From the entries that follow, pick out all lines holding "vDOT".

--- GIVEN RECORDS Enclosed Below ---

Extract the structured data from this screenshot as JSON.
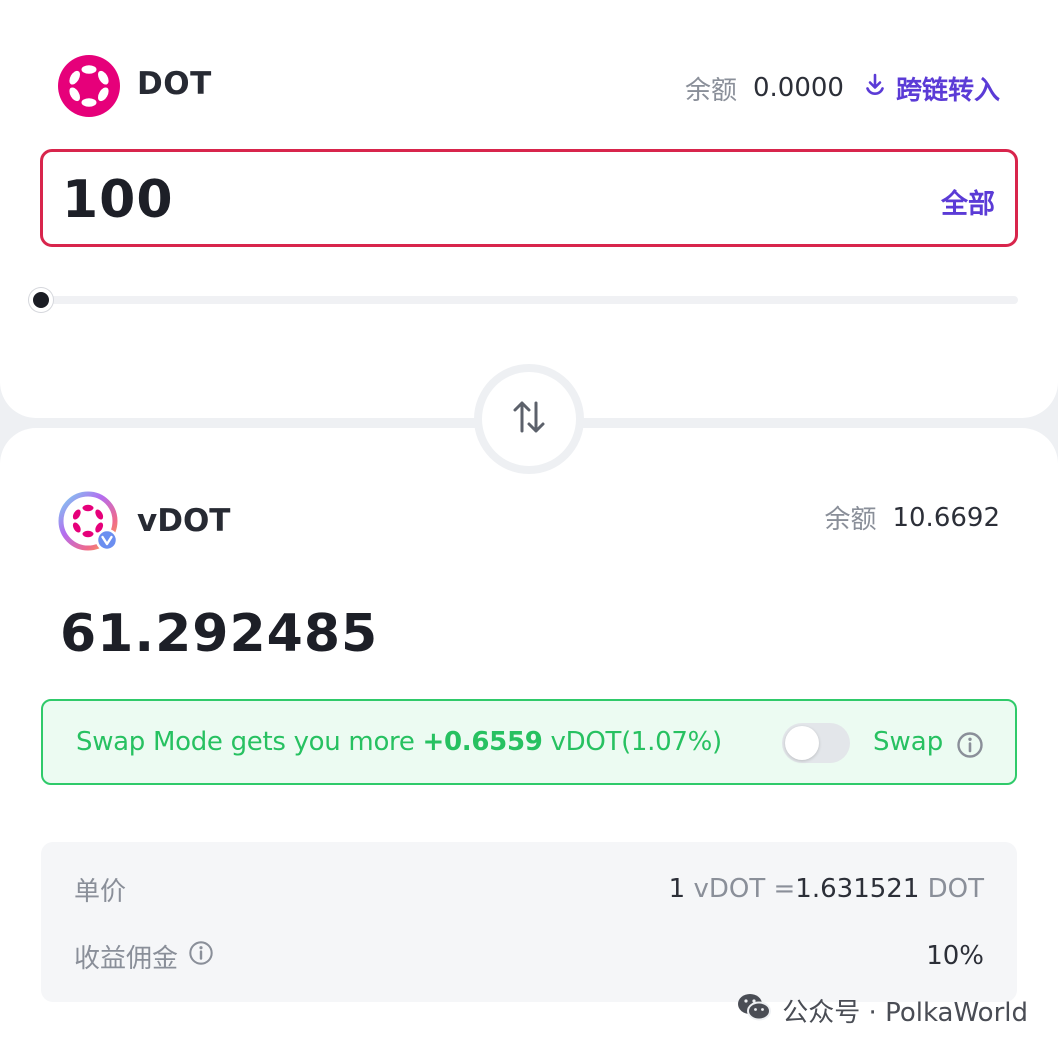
{
  "from_token": {
    "symbol": "DOT",
    "balance_label": "余额",
    "balance_value": "0.0000",
    "cross_chain_label": "跨链转入",
    "logo_color": "#e6007a"
  },
  "amount_input": {
    "value": "100",
    "max_label": "全部",
    "border_color": "#d8254c"
  },
  "slider": {
    "percent": 0
  },
  "swap_direction_icon": "swap-vertical-arrows-icon",
  "to_token": {
    "symbol": "vDOT",
    "balance_label": "余额",
    "balance_value": "10.6692",
    "output_value": "61.292485"
  },
  "swap_mode": {
    "prefix": "Swap Mode gets you more ",
    "bonus": "+0.6559",
    "suffix": " vDOT(1.07%)",
    "toggle_label": "Swap",
    "toggle_on": false,
    "accent_color": "#27c161"
  },
  "details": {
    "price_label": "单价",
    "price_left_num": "1",
    "price_left_unit": "vDOT",
    "price_eq": "=",
    "price_right_num": "1.631521",
    "price_right_unit": "DOT",
    "commission_label": "收益佣金",
    "commission_value": "10%"
  },
  "watermark": {
    "text": "公众号 · PolkaWorld"
  },
  "colors": {
    "accent_purple": "#5b3bd6",
    "background": "#eef0f3"
  }
}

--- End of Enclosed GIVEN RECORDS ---

[SOLUTION TO THE EXERCISE]
    "symbol": "vDOT",
    "suffix": " vDOT(1.07%)",
    "price_left_unit": "vDOT",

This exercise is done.